[Records from a dataset]
******************************
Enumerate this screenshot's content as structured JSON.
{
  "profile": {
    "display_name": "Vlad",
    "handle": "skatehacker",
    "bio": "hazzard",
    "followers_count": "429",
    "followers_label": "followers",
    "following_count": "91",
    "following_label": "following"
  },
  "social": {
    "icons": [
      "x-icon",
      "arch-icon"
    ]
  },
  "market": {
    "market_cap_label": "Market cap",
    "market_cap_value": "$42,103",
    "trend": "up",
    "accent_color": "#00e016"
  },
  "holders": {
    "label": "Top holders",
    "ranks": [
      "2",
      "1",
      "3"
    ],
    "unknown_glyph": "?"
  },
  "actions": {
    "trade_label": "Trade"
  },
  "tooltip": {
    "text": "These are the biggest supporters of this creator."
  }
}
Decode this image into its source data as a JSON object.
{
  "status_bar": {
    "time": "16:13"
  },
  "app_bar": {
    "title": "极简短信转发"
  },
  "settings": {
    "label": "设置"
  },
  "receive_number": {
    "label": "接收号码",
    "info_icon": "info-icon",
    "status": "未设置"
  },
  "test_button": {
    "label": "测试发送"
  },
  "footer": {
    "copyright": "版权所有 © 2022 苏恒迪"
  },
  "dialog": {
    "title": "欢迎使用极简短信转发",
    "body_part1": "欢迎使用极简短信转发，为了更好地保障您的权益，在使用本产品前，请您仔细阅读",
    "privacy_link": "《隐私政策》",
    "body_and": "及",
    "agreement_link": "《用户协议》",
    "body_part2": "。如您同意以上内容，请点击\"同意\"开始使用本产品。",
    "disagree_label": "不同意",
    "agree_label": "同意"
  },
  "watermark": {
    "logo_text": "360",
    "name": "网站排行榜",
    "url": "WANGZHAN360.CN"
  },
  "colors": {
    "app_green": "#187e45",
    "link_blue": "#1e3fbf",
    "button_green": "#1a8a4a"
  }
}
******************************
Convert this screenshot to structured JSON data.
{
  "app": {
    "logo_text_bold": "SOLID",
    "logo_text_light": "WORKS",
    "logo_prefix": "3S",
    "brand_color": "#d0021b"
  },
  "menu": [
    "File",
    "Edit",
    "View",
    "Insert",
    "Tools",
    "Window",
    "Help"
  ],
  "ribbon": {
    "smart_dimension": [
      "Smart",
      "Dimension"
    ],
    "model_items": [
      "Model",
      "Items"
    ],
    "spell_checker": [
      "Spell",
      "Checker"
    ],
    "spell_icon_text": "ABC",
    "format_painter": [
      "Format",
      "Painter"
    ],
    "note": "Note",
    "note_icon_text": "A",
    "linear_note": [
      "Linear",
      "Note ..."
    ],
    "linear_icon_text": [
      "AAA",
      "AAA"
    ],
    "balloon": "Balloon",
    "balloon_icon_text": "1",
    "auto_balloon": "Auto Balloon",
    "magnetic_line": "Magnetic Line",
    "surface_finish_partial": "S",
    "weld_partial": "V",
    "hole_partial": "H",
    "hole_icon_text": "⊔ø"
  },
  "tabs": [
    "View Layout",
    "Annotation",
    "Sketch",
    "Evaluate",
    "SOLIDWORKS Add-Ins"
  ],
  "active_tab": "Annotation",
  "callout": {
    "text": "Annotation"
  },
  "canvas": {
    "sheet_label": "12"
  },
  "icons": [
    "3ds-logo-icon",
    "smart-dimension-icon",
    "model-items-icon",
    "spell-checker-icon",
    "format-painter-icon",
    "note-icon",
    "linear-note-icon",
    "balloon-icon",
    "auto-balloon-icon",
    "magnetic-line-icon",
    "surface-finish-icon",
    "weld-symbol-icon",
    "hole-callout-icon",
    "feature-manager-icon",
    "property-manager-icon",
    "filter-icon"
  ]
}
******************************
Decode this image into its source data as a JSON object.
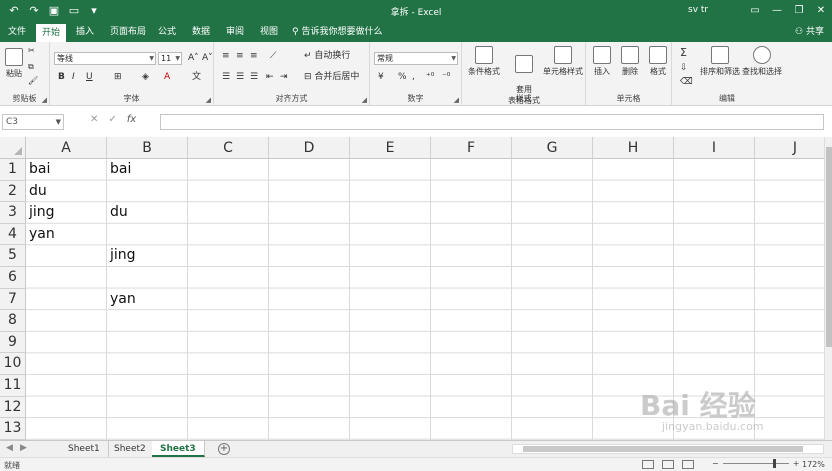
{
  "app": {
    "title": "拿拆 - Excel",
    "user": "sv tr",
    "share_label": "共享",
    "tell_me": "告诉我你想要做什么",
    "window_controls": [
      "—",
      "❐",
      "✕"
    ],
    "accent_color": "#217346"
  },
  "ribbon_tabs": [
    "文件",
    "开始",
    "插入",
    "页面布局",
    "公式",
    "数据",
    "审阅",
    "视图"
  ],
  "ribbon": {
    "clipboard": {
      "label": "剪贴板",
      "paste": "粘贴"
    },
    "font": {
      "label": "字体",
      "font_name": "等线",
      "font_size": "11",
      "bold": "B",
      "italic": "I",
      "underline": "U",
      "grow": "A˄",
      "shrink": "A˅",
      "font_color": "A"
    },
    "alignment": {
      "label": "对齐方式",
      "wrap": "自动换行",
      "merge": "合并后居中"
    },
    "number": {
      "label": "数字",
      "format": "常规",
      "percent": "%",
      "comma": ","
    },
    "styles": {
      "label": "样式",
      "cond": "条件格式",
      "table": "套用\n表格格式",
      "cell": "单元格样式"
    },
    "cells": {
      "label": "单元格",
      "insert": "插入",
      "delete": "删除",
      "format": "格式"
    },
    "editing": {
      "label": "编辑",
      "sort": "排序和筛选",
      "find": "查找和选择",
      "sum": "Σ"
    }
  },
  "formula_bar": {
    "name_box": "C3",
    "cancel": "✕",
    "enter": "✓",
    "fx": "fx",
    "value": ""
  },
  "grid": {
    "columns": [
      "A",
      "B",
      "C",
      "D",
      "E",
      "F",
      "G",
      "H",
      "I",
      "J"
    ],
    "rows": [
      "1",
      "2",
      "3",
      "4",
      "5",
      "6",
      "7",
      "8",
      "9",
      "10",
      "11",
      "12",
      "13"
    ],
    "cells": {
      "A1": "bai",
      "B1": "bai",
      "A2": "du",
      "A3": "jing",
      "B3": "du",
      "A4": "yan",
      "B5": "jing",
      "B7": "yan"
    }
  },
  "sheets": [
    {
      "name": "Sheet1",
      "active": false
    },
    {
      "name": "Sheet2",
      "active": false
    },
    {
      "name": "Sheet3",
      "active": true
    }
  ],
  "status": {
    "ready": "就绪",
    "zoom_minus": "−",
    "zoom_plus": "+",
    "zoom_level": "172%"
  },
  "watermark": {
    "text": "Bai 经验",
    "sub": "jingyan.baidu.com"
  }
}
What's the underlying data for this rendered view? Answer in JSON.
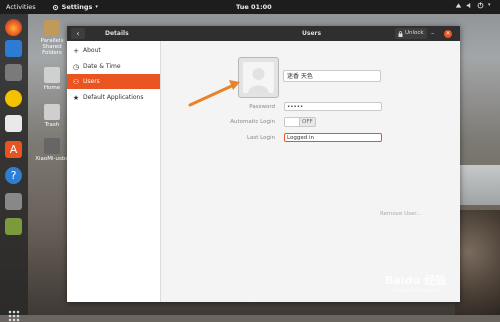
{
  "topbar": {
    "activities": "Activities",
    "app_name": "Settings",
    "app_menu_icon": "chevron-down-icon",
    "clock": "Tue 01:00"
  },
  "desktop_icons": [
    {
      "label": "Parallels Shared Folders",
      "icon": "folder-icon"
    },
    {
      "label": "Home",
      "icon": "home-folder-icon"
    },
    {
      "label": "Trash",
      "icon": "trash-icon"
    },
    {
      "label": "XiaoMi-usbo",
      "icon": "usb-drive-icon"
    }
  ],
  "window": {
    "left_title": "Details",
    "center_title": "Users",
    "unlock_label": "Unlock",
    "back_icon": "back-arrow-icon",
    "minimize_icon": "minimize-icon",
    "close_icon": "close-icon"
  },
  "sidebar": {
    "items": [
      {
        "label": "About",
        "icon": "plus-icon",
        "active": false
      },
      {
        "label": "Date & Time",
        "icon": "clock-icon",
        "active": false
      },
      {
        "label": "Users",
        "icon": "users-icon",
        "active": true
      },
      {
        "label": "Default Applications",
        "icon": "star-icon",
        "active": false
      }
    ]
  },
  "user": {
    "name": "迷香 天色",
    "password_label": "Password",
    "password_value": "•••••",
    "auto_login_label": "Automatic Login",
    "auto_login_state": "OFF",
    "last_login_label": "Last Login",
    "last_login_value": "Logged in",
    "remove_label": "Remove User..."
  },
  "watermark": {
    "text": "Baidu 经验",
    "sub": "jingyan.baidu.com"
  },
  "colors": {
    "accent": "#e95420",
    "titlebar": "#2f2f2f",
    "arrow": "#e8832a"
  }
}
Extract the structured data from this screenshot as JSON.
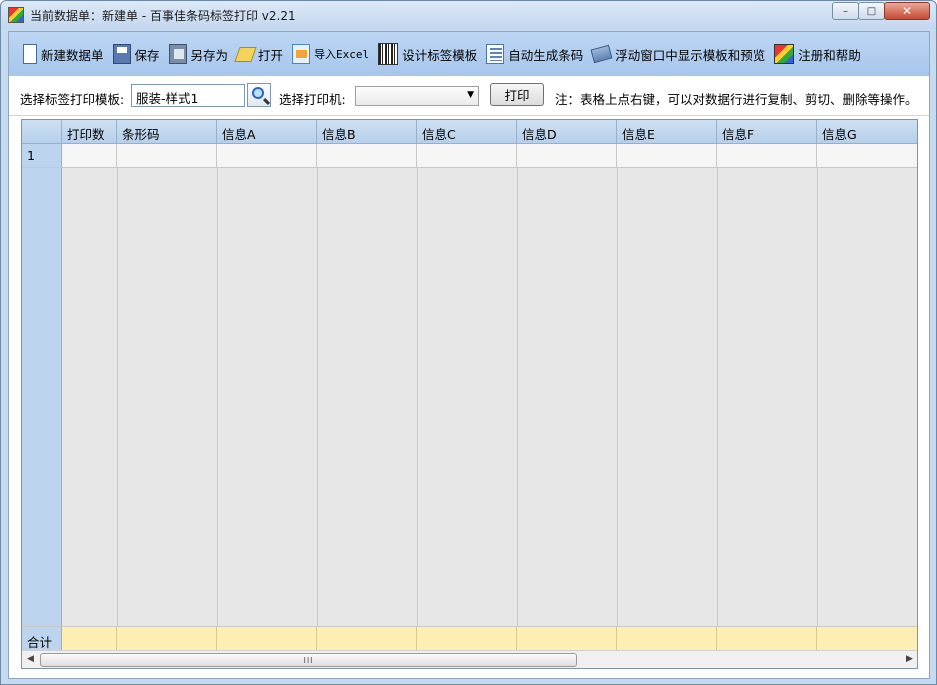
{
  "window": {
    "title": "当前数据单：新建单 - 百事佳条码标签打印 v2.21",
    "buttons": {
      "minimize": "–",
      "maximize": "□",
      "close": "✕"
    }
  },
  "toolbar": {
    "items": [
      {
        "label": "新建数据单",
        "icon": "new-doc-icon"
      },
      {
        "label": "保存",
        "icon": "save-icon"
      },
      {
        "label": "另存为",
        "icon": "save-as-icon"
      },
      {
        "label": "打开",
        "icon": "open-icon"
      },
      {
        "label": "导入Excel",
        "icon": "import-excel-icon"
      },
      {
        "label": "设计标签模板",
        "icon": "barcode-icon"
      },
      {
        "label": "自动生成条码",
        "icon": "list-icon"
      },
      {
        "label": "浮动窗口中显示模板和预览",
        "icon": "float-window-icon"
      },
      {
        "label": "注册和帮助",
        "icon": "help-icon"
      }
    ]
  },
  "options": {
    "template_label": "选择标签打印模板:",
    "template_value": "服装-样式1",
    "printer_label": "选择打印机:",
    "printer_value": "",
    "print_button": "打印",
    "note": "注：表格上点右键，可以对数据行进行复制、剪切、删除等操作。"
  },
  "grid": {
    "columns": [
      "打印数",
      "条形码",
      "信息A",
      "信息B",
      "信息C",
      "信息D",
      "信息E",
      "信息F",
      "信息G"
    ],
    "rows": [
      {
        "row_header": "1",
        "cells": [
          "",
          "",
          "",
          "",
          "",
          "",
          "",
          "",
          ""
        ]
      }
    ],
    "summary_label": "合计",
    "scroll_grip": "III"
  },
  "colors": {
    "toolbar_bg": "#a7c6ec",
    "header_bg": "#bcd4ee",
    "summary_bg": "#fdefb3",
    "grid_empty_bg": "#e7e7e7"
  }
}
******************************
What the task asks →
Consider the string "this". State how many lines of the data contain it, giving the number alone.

Response box →
7